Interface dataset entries
- - - - -

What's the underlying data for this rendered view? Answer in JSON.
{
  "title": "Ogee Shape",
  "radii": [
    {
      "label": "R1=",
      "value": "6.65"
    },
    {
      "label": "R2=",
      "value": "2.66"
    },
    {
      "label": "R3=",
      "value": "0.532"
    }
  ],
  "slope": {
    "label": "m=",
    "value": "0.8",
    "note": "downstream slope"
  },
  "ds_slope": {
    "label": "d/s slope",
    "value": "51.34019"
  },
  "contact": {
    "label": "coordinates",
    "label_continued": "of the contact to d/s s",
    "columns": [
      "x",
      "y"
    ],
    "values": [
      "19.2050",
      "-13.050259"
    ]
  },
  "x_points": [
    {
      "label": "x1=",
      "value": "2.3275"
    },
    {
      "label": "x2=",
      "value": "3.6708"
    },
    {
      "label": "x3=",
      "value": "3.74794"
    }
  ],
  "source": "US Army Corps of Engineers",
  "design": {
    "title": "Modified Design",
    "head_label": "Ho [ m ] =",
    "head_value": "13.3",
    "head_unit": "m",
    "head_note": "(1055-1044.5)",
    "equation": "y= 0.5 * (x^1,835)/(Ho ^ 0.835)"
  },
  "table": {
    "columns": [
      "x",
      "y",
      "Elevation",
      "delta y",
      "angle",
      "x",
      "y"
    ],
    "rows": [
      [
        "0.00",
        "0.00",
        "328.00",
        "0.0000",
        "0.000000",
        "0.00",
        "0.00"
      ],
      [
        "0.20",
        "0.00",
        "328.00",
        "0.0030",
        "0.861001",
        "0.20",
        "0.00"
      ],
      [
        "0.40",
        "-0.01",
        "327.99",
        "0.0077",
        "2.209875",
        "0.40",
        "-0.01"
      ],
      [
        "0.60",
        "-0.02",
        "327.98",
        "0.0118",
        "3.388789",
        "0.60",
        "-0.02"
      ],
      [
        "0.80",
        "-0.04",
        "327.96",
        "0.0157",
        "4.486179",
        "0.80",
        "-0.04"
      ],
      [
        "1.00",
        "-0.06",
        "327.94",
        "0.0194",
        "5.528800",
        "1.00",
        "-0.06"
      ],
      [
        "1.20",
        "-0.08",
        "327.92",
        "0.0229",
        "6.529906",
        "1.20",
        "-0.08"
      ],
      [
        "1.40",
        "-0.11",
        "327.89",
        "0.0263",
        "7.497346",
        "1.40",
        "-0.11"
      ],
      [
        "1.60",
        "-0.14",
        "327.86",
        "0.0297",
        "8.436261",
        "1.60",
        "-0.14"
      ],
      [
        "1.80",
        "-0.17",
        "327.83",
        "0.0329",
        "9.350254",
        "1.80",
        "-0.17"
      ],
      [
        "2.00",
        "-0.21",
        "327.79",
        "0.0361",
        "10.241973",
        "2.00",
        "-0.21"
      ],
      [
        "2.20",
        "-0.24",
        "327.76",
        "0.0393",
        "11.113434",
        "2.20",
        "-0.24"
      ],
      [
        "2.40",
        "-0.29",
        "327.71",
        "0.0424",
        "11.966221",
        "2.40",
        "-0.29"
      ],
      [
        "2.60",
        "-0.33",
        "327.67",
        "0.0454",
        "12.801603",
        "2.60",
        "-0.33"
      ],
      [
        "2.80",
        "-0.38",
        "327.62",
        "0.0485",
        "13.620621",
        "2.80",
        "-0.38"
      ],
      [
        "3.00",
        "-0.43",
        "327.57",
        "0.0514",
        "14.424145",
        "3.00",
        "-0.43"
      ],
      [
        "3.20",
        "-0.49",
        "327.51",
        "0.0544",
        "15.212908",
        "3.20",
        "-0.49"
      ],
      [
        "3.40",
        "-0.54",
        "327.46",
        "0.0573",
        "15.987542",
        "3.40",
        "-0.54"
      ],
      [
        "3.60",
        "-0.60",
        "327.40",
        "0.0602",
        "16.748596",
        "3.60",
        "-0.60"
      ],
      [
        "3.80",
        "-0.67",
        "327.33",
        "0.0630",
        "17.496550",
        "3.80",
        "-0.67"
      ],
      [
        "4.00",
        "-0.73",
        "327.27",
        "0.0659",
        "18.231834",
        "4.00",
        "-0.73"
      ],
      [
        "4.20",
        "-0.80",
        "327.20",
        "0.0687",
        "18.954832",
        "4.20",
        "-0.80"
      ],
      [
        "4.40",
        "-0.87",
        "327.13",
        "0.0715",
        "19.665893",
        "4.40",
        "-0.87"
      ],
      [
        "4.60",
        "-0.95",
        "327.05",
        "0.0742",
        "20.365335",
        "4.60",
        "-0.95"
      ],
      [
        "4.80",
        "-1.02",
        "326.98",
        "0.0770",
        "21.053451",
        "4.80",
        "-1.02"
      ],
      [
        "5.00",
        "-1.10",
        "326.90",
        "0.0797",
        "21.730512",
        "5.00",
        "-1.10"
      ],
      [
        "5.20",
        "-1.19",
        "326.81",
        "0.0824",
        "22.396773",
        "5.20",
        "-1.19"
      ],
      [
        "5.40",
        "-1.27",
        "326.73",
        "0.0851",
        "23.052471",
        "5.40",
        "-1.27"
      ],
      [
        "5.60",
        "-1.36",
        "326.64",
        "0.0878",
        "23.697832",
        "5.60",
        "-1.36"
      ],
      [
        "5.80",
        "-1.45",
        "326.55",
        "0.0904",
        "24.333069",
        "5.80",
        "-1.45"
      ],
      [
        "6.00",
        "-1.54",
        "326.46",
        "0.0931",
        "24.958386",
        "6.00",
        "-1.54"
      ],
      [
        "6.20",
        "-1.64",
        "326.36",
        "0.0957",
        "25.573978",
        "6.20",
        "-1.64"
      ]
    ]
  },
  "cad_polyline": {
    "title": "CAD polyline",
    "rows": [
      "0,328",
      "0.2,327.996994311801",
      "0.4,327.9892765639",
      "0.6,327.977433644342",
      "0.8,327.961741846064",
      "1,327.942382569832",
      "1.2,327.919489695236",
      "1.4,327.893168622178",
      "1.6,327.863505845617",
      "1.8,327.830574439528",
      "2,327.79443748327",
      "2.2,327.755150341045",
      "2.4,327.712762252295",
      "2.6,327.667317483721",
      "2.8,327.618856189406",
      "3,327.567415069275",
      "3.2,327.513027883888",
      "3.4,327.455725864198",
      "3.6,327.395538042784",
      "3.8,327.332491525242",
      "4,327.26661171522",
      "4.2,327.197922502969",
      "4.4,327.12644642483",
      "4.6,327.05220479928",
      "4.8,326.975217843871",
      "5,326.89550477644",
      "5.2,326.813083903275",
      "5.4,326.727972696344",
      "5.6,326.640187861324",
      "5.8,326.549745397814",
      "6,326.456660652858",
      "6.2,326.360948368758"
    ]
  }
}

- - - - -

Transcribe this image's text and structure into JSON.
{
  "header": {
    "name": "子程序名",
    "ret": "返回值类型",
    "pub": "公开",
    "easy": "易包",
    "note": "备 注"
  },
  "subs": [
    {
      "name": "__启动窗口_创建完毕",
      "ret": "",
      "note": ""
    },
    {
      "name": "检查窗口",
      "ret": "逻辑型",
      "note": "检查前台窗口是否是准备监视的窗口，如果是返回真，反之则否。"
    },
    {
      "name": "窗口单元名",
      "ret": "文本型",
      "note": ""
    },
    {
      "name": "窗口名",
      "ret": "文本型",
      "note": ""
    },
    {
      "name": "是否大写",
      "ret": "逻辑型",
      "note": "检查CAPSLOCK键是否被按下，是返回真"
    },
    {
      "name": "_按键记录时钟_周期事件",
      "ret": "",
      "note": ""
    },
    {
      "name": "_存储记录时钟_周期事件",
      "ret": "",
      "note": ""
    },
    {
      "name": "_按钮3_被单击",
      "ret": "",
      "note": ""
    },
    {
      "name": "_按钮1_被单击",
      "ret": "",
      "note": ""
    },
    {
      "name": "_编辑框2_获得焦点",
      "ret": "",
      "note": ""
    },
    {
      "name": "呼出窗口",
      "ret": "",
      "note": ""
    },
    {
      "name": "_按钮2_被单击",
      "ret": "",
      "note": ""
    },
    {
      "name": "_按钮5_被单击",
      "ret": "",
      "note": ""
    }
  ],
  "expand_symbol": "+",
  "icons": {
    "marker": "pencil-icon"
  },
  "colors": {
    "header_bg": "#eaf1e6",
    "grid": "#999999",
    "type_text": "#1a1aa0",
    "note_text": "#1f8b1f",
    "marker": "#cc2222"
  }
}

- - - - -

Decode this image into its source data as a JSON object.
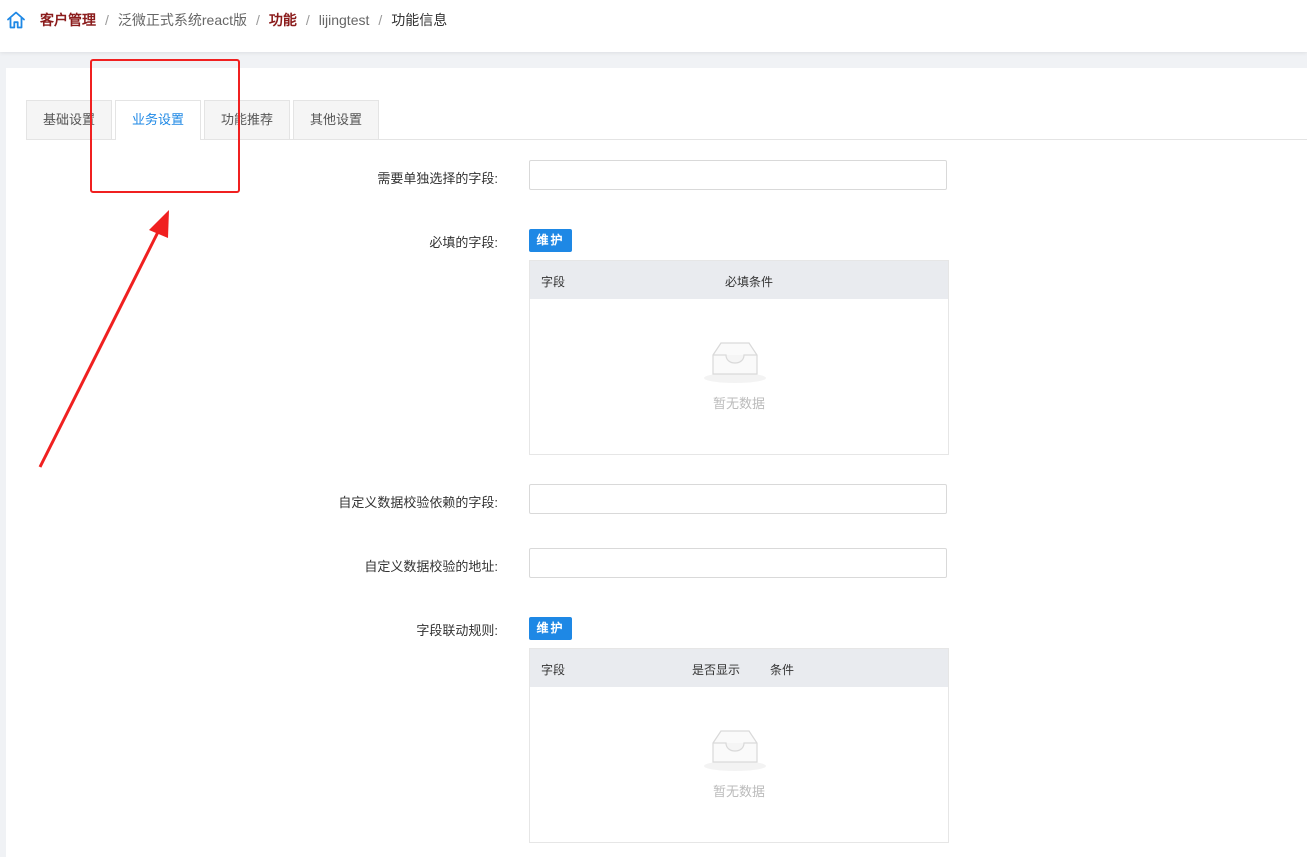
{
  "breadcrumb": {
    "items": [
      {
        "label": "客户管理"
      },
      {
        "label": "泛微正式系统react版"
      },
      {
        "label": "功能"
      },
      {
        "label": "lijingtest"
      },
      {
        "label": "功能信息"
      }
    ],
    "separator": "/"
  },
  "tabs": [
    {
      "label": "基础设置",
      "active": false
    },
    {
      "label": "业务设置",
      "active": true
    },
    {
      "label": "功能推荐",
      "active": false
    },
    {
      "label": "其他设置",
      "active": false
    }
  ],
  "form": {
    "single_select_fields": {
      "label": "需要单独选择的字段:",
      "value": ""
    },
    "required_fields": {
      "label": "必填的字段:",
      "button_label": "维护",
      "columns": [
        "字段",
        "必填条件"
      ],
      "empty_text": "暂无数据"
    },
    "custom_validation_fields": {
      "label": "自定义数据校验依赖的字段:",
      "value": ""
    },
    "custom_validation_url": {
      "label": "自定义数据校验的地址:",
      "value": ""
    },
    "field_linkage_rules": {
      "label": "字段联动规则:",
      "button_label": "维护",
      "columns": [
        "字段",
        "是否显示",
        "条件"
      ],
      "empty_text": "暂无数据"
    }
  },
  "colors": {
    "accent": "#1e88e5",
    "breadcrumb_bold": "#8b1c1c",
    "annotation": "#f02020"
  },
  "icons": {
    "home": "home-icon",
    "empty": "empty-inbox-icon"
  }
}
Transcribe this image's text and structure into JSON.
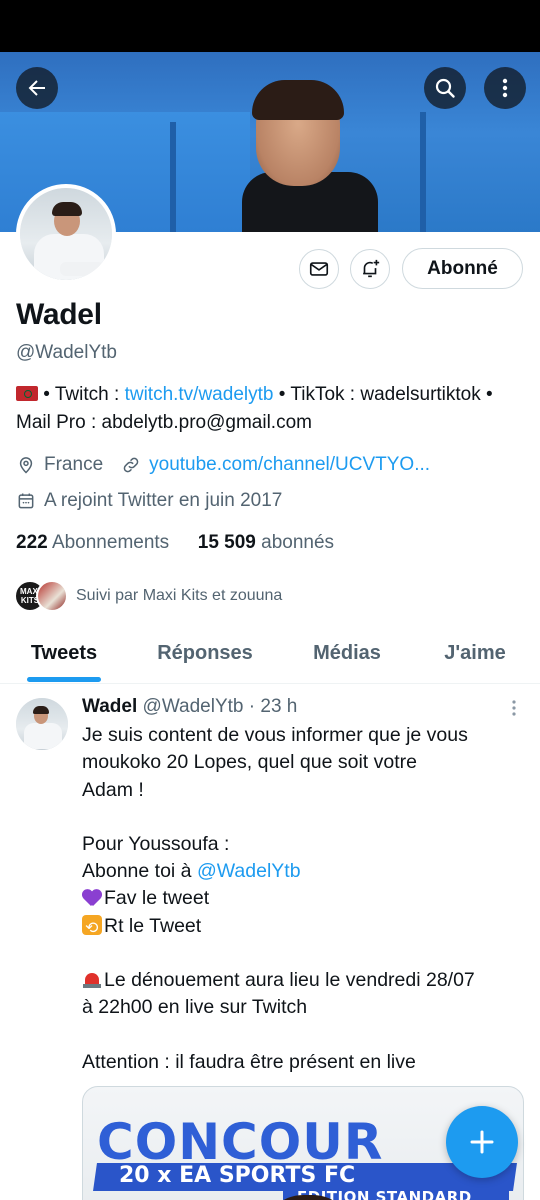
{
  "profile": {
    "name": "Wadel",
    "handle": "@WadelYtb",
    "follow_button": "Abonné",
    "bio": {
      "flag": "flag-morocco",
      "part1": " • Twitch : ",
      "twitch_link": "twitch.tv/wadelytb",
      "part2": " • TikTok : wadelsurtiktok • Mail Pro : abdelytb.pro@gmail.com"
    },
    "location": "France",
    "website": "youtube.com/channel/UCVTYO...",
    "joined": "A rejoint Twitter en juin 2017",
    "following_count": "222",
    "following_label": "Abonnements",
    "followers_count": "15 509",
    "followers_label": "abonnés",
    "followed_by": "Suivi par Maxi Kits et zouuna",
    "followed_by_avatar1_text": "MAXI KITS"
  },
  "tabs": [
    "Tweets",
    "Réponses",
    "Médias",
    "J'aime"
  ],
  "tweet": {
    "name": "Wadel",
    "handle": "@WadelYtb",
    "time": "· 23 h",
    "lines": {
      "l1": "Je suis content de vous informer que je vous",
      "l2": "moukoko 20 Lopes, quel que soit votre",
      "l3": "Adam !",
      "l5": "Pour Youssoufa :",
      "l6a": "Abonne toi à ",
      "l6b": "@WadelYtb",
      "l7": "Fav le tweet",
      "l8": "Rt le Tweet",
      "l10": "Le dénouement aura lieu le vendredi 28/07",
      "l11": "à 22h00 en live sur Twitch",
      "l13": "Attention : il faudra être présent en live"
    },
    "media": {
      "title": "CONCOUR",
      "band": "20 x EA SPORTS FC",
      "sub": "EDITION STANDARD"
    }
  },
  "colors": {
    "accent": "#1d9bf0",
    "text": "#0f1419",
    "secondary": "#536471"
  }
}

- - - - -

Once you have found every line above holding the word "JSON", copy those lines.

What's the underlying data for this rendered view? Answer in JSON.
Transcribe this image's text and structure into JSON.
Decode this image into its source data as a JSON object.
Transcribe this image's text and structure into JSON.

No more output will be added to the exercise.